By John Clark
Rick Scott, the governor of Florida, rejected a bill this week that would have eliminated the possibility of permanent alimony for spouses getting a divorce in the Sunshine State, according to a Fox News report.
If Scott had failed to take action on the bill, it would have automatically become law, so the bill’s supporters can fairly pin the blame for the bill’s failure on the governor.
Despite disappointment from the bill’s proponents, only four other states have eliminated permanent alimony, so the passage of the measure was unlikely from the start.
As modern divorce laws continue to evolve, a handful of state legislatures have decided that lifetime alimony awards are unfair, and have thus eliminated the practice.
Of course, these states still allow for hefty maintenance payments, whether they’re given in a lump sum or over the course of several years, but they’ve decided that automatic lifetime payments were no longer fair.
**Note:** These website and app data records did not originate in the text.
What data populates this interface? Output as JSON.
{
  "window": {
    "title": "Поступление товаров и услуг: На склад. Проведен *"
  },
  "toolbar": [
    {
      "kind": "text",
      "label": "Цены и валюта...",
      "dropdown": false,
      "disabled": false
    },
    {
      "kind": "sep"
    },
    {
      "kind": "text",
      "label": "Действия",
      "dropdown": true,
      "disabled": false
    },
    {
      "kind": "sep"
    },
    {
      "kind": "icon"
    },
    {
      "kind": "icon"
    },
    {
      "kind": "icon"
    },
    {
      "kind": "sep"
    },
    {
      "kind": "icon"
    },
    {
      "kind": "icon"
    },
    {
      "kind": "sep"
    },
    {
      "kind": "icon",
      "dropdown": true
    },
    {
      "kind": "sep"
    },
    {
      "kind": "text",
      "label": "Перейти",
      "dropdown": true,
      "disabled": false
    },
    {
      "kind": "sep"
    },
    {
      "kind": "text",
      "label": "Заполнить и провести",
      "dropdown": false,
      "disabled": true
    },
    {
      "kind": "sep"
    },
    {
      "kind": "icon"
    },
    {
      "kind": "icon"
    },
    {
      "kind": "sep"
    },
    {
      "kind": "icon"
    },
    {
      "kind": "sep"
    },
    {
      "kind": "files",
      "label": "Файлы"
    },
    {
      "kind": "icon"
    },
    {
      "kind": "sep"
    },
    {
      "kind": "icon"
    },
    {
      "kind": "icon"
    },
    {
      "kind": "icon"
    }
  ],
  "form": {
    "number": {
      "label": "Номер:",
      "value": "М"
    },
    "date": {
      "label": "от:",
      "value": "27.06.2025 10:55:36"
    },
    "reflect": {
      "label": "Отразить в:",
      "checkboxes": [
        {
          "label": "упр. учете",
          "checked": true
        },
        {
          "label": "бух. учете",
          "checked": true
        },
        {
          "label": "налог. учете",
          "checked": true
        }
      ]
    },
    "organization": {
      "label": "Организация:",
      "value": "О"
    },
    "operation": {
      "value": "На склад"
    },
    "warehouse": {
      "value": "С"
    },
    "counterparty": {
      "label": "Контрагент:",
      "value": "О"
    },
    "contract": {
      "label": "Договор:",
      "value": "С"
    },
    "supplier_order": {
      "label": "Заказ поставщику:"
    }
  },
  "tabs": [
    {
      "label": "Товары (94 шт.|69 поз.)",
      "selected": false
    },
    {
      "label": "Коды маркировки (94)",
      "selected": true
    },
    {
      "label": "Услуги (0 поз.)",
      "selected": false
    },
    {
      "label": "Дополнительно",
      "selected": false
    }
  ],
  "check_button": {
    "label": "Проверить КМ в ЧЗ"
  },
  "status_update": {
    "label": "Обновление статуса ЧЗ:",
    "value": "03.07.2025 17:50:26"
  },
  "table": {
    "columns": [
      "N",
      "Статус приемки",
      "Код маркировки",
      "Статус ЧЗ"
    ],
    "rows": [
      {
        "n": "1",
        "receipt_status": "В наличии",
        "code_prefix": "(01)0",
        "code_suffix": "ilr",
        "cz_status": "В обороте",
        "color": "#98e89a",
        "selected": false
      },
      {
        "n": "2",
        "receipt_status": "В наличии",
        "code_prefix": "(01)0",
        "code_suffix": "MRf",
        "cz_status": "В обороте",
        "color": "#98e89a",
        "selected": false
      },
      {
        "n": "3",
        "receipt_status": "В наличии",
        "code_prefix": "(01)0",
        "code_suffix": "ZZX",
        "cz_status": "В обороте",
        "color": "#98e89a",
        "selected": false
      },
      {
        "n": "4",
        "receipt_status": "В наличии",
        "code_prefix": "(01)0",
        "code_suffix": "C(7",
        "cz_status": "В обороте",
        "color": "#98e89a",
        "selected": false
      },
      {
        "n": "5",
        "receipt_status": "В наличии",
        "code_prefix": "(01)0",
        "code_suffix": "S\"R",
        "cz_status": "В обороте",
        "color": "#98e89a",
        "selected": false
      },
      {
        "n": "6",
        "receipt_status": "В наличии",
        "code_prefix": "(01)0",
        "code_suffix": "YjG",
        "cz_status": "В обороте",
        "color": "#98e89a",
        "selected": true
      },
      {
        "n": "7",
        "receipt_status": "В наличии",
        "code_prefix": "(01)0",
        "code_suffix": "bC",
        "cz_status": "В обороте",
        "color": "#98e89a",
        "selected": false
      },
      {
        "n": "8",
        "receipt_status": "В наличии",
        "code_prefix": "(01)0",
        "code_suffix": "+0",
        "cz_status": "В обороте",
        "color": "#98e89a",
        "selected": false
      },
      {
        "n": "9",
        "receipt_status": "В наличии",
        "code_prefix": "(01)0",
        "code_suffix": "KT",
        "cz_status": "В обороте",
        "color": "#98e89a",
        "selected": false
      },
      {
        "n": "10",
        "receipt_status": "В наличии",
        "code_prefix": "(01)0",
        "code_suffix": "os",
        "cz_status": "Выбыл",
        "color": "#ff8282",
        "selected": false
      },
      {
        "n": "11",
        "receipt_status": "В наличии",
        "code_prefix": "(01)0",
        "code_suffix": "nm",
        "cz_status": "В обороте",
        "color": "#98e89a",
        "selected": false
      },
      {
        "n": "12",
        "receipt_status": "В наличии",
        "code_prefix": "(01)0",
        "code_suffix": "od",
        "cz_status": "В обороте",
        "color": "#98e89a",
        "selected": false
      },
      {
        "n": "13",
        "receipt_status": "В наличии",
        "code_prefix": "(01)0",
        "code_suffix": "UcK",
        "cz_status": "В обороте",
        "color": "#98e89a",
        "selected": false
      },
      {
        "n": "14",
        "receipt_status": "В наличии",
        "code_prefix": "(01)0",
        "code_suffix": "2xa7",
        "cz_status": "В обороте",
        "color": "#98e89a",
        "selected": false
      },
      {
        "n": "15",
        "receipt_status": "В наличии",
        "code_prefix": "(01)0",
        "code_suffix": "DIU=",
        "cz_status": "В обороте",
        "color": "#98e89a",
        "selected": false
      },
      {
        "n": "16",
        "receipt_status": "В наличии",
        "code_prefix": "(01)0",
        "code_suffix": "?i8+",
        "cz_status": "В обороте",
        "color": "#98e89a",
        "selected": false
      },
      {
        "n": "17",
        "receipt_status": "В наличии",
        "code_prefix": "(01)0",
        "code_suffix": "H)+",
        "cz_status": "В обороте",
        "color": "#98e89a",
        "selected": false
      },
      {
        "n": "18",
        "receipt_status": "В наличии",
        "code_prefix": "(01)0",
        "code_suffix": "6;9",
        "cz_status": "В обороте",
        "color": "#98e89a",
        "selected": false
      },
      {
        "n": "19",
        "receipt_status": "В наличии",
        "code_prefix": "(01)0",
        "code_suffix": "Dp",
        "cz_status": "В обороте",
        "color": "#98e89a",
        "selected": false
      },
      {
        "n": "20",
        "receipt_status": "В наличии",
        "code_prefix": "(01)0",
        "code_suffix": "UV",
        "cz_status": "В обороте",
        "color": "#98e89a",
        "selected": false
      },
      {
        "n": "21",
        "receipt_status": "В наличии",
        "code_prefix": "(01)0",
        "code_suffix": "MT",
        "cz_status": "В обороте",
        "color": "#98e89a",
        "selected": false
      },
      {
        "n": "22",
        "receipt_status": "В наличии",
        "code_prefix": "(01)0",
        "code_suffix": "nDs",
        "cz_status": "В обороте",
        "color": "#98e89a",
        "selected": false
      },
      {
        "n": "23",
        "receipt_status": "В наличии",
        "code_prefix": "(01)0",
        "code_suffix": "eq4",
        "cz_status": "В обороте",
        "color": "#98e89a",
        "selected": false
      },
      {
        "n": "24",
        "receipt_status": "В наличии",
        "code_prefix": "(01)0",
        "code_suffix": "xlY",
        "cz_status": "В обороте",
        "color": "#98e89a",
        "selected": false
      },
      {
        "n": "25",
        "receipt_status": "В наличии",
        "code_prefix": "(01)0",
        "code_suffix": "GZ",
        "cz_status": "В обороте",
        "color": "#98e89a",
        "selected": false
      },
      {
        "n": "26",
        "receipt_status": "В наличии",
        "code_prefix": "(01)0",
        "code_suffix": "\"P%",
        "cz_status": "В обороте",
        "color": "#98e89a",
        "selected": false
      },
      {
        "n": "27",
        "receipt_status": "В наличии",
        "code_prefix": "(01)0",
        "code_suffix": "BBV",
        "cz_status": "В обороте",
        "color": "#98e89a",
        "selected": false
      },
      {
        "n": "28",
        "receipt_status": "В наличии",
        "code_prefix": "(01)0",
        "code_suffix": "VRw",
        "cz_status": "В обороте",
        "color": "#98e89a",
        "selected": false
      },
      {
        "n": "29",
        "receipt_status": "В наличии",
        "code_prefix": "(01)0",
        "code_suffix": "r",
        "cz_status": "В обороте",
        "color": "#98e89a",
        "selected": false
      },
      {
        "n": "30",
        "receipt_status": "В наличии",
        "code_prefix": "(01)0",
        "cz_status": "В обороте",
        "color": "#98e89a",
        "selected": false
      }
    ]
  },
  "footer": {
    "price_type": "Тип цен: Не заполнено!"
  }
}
According to sources, the proposed Florida law mirrored elements of divorce rules that were recently passed in other states.
The bill would have set strict limits on both the amount of individual alimony awards and the length of their dispersal. In addition, it would have prevented alimony timetables from lasting longer than 50 percent of the length of the marriage.
Moreover, the bill would have made recovering alimony more difficult in short-term marriages, and, somewhat controversially, it would have required parents to have equal custody of their children under most normal circumstances.
Before vetoing the bill, Scott praised some of the “forward looking elements” of the bill, but he also expressed his belief that alimony “represents an important remedy for our judiciary to use in providing support to families as they adjust to changes in life circumstances.”
Scott also claimed he could not sign the bill “because it applies retroactively and thus tampers with the settled economic expectations of many Floridians who have experienced divorce.”
Finally, Scott further noted that divorce laws in Florida already allow alimony to be adjusted “under the proper circumstances.”
Interestingly, Scott’s veto undid the work of Florida’s House of Representatives and Senate, both of which passed the measure by strong majorities, as members of both major parties threw their support behind the measure.
And one local divorce attorney predicted that the bill would eventually appear again. “My assumption,” said Jason Marks, a local attorney, “is you haven’t heard the last of it.”